THE RECORDS START

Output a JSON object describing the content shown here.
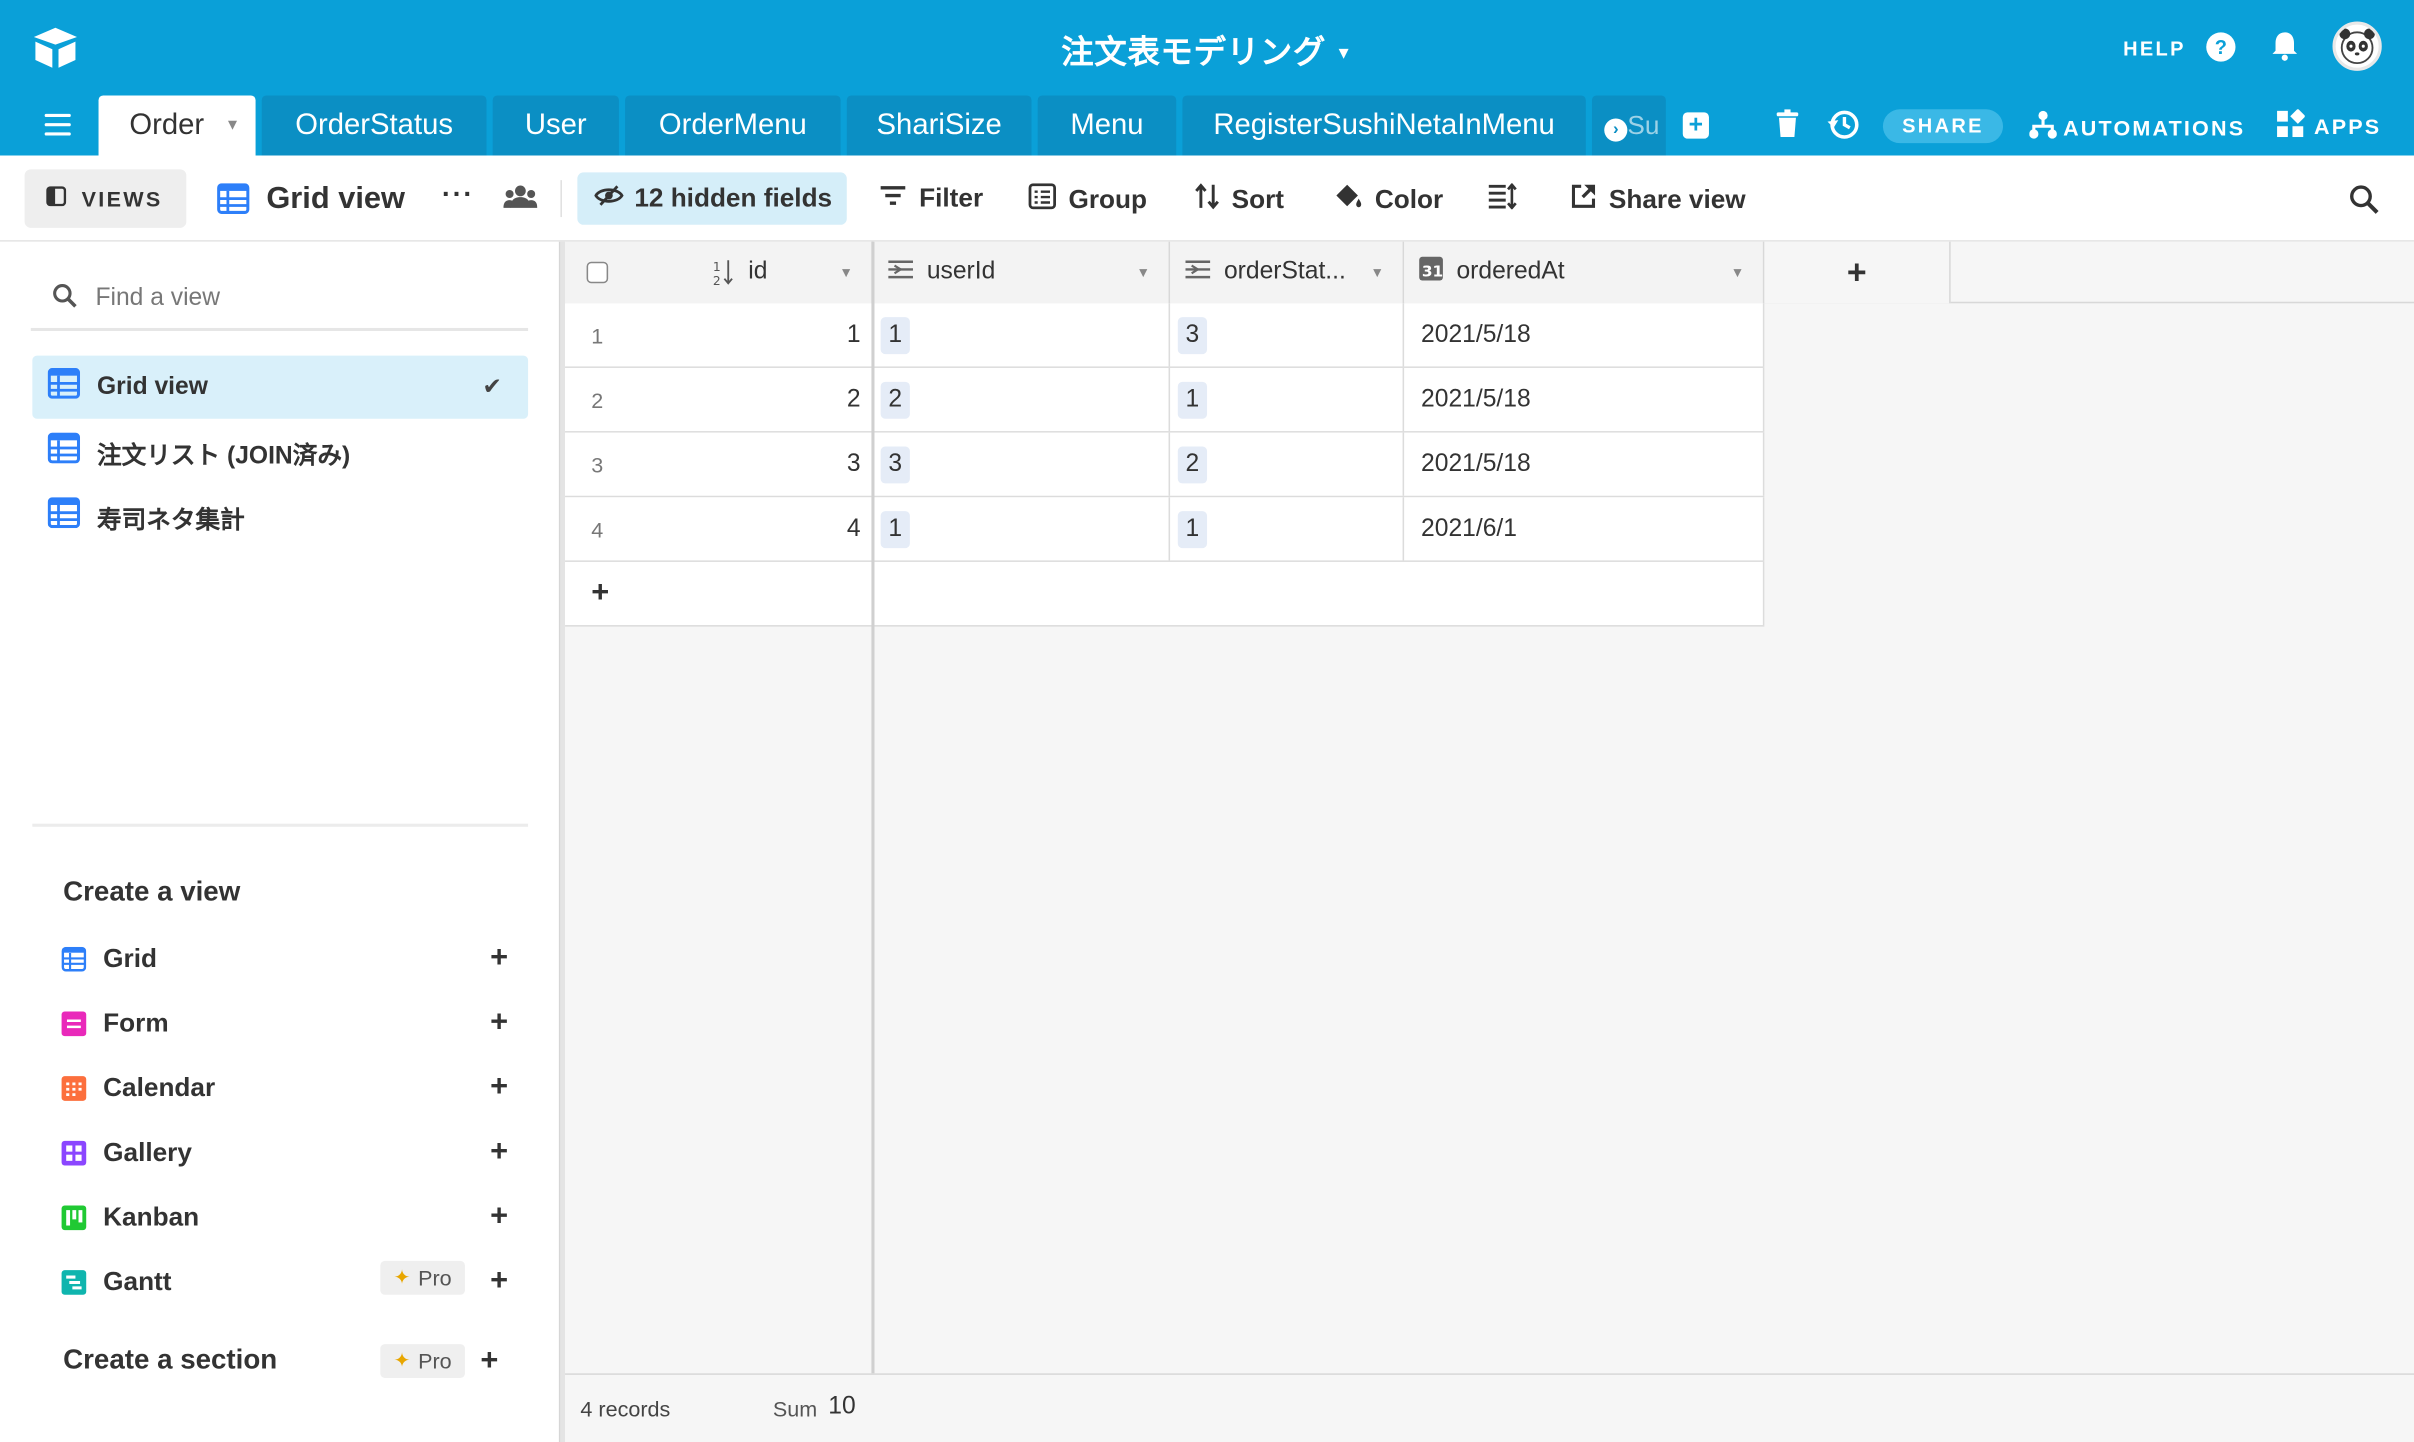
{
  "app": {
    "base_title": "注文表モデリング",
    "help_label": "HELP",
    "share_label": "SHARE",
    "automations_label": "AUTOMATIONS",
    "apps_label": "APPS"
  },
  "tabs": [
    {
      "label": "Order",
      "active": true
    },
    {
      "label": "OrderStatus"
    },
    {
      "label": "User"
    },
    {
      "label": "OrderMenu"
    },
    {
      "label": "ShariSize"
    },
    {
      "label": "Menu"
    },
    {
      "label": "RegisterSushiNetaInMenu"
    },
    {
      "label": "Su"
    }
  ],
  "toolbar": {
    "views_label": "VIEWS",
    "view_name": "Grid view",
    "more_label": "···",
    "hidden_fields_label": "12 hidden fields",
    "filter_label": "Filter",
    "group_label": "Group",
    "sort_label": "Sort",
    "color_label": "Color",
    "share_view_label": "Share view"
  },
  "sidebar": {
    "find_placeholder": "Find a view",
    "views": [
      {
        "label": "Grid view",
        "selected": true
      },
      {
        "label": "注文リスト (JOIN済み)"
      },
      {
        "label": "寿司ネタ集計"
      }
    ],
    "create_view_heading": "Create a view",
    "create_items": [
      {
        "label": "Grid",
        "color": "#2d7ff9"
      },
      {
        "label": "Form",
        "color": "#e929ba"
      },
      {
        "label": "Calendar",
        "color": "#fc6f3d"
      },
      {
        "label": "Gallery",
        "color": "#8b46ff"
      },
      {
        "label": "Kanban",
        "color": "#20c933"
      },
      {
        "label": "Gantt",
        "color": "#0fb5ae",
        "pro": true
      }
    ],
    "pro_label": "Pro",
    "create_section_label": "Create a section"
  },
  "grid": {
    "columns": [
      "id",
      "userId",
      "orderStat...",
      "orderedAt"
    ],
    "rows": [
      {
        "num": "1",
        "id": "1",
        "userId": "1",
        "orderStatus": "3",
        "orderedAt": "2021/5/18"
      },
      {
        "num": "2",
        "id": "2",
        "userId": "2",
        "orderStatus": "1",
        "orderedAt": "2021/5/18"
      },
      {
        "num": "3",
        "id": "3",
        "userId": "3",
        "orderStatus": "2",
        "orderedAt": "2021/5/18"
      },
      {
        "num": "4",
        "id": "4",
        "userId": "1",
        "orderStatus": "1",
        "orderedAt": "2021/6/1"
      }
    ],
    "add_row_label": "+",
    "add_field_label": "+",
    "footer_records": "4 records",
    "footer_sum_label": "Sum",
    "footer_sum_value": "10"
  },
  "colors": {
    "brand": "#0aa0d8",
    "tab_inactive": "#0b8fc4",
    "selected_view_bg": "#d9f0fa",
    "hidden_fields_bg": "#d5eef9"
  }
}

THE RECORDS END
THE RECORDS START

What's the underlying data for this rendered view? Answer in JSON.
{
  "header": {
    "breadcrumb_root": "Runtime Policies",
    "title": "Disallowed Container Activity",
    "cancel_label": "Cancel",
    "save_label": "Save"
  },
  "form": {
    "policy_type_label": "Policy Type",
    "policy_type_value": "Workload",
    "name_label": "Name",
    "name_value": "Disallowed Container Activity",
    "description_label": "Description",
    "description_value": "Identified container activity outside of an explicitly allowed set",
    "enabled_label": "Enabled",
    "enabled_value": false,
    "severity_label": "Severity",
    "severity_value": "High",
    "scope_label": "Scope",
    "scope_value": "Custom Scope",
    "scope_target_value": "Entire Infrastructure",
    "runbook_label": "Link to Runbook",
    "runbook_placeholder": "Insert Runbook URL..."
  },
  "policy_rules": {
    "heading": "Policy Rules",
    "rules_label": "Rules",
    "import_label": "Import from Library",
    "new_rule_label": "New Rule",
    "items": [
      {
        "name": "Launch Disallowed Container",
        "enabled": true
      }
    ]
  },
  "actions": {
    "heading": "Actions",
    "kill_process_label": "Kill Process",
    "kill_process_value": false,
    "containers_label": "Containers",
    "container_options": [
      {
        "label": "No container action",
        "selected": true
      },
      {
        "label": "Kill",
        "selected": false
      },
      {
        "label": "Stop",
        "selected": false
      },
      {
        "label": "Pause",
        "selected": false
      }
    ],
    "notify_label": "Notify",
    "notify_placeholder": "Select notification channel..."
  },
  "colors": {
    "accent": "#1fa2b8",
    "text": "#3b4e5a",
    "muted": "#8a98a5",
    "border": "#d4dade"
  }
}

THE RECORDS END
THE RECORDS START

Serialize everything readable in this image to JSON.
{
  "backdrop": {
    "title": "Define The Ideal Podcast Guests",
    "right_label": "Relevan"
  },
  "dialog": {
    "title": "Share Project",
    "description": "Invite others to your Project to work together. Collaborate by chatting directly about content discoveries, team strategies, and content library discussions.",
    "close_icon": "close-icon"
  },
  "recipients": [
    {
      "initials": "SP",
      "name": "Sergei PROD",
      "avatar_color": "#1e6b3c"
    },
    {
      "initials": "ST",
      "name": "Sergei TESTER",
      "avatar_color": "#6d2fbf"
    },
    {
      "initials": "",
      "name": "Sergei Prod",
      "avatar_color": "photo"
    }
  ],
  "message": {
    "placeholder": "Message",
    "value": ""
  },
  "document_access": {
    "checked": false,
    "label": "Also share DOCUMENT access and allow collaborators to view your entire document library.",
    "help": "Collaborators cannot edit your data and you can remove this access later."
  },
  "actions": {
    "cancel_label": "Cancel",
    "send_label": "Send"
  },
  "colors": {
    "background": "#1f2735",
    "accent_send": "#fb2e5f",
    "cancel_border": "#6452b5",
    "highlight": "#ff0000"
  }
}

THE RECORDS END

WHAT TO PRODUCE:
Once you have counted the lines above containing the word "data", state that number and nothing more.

TASK OUTPUT:
2